(DATASET CONTENT)

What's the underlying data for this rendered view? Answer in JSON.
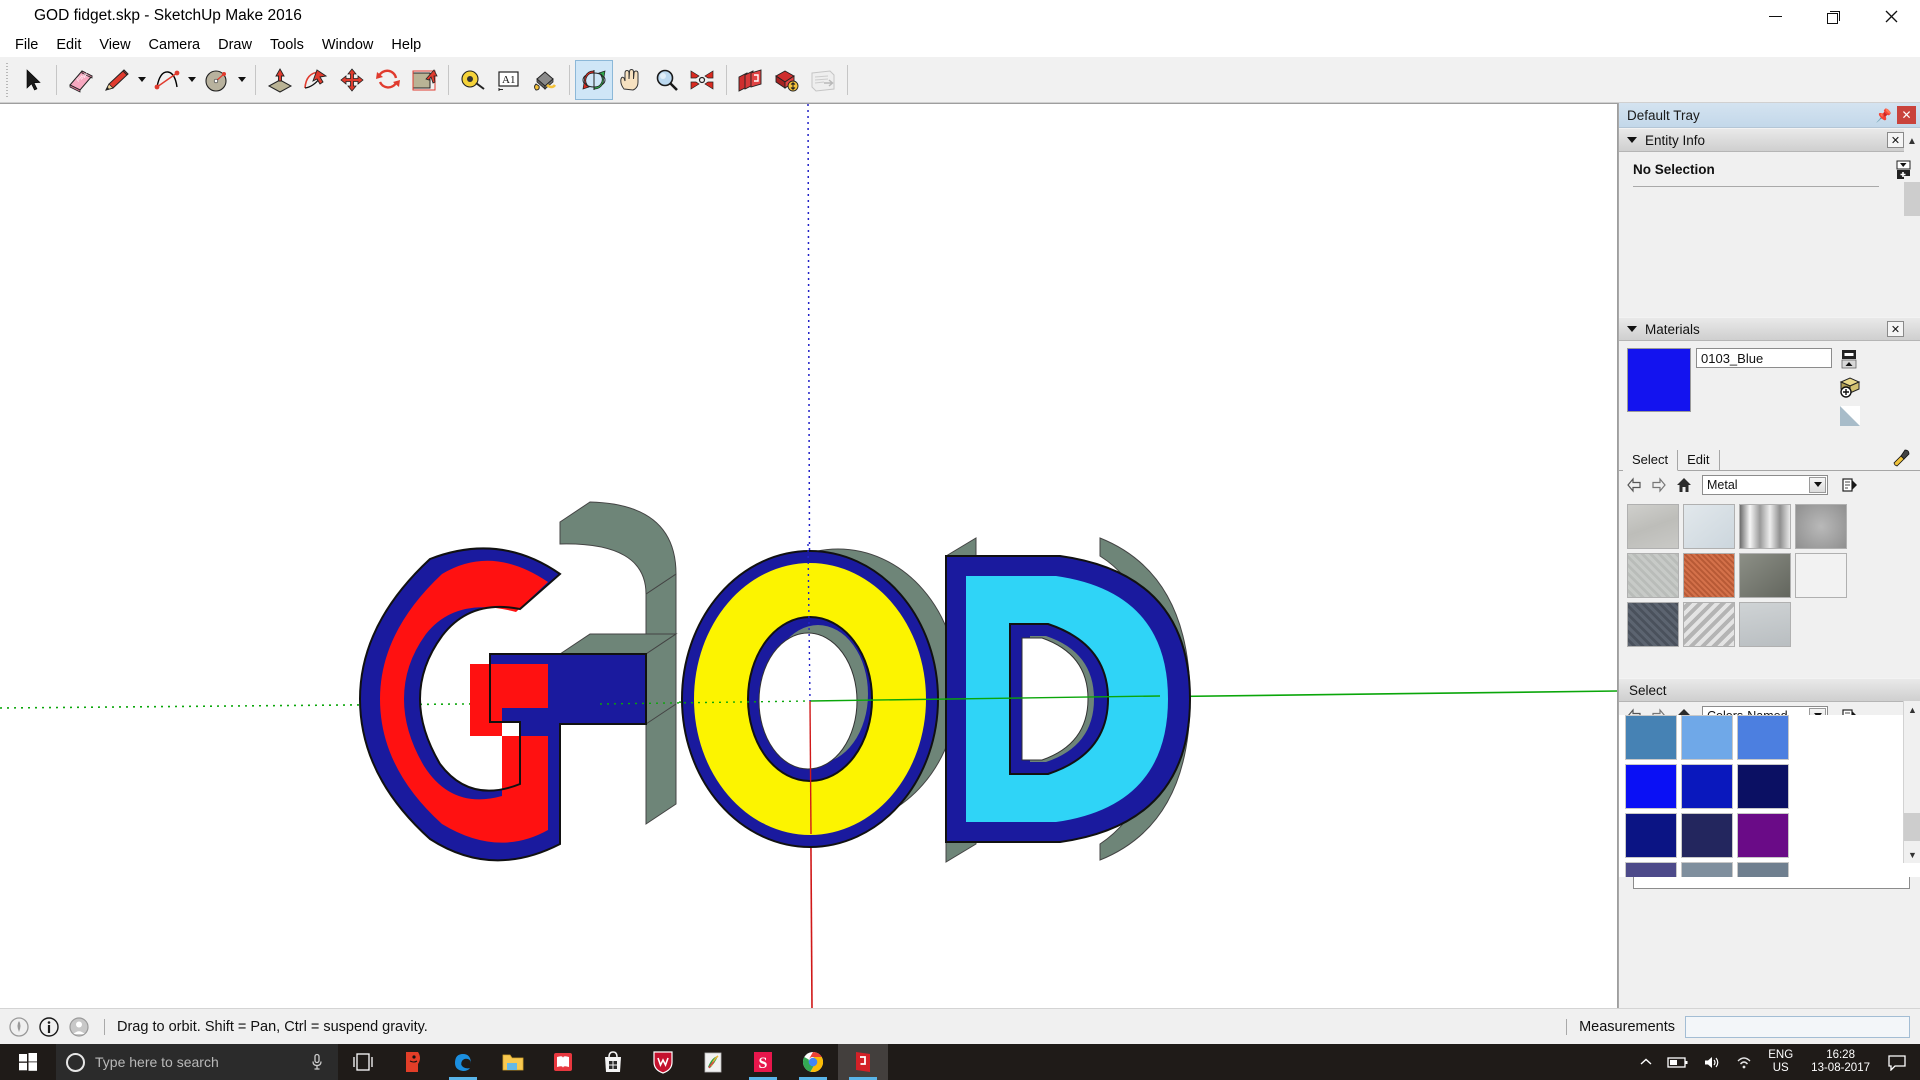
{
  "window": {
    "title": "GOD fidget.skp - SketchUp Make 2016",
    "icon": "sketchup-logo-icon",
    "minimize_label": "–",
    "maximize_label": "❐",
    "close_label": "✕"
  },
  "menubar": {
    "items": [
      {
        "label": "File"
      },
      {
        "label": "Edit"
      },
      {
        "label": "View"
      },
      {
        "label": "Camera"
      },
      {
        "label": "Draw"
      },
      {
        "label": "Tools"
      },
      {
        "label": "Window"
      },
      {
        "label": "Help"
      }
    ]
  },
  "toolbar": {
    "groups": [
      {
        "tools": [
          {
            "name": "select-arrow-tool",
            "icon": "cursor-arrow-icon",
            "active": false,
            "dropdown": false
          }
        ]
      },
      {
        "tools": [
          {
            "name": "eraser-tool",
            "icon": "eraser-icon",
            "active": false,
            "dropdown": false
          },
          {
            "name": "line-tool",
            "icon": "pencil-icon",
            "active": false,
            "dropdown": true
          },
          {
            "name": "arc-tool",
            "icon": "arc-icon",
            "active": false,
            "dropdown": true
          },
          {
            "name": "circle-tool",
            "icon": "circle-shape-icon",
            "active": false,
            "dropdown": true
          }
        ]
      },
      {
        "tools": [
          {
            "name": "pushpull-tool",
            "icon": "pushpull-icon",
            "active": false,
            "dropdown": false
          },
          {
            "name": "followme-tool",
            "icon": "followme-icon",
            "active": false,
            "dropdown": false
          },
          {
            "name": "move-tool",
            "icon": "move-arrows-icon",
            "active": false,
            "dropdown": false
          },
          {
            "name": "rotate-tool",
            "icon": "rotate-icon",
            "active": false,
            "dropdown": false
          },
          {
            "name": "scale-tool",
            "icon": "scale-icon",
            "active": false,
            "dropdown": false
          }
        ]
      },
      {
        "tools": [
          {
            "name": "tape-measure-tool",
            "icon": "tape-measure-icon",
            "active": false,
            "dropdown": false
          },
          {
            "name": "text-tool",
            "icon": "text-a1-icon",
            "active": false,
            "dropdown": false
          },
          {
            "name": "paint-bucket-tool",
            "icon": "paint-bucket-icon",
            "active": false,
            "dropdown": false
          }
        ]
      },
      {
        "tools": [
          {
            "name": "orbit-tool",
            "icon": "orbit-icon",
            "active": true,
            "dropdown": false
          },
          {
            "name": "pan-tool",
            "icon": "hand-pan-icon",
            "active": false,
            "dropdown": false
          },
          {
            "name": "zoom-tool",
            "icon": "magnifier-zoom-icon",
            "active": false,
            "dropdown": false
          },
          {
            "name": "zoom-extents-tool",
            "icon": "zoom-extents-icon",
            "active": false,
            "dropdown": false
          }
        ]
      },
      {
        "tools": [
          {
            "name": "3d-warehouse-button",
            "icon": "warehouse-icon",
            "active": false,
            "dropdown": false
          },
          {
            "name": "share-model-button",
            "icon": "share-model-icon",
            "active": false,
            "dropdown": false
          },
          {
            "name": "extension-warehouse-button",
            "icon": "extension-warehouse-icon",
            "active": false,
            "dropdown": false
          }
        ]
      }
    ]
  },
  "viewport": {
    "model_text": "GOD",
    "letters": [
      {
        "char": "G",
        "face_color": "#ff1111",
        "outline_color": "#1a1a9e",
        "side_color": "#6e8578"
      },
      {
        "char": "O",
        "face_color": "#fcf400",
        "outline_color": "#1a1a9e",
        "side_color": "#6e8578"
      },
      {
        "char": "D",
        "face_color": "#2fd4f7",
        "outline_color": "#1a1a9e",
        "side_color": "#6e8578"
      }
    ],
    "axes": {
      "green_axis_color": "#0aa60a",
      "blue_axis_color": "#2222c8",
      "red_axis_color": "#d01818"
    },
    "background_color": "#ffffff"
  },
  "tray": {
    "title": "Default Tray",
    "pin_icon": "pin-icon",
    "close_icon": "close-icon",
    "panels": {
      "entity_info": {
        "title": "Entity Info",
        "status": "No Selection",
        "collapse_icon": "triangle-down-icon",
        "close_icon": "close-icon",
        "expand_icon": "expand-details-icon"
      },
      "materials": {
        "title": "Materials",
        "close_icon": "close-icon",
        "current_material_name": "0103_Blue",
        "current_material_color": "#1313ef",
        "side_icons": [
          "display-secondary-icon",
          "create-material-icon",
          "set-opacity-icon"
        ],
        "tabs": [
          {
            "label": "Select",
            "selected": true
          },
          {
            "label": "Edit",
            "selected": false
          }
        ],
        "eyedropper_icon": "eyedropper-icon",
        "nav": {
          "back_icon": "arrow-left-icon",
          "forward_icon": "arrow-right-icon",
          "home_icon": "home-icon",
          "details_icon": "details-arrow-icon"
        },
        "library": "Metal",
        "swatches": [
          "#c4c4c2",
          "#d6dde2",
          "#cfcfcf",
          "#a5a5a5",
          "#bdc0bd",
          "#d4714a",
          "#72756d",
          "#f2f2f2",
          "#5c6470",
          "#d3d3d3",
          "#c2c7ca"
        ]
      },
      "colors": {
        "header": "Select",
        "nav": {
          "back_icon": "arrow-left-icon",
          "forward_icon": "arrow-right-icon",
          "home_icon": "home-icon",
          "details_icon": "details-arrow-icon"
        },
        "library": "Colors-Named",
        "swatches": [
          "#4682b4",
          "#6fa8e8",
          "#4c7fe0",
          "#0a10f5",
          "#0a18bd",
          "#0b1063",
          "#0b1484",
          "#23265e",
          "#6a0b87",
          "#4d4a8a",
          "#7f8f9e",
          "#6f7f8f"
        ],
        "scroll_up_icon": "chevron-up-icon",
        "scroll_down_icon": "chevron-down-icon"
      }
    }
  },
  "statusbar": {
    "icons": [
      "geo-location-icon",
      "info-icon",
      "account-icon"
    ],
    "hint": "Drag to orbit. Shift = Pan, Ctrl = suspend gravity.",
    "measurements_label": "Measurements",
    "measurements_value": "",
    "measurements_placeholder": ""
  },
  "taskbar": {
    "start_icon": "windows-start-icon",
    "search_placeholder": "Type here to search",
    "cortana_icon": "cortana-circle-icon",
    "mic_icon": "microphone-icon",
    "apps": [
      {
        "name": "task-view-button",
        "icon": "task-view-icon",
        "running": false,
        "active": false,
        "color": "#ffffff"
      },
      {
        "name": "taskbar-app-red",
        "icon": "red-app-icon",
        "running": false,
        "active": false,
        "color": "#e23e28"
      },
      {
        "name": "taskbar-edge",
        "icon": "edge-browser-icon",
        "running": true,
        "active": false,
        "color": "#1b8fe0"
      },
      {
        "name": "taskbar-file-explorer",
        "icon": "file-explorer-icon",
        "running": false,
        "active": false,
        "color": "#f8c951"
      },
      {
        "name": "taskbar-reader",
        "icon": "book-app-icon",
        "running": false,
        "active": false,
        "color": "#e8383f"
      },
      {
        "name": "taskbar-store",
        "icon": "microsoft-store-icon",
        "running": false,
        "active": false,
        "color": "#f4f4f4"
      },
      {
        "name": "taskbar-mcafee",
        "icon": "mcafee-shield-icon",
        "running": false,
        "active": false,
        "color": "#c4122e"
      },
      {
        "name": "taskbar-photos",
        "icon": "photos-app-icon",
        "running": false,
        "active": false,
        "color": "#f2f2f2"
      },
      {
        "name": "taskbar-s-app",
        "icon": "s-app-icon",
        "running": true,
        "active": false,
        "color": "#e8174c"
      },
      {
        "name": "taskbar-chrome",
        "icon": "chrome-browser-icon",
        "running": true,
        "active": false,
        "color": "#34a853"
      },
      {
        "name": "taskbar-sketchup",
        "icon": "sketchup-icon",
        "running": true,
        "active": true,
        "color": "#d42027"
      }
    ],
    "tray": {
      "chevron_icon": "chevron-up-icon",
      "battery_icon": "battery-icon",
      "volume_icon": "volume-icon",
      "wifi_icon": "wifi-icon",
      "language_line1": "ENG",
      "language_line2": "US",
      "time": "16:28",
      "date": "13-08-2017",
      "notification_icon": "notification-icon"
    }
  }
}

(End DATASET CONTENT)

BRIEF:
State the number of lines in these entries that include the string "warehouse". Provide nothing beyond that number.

FINISHED EXERCISE:
4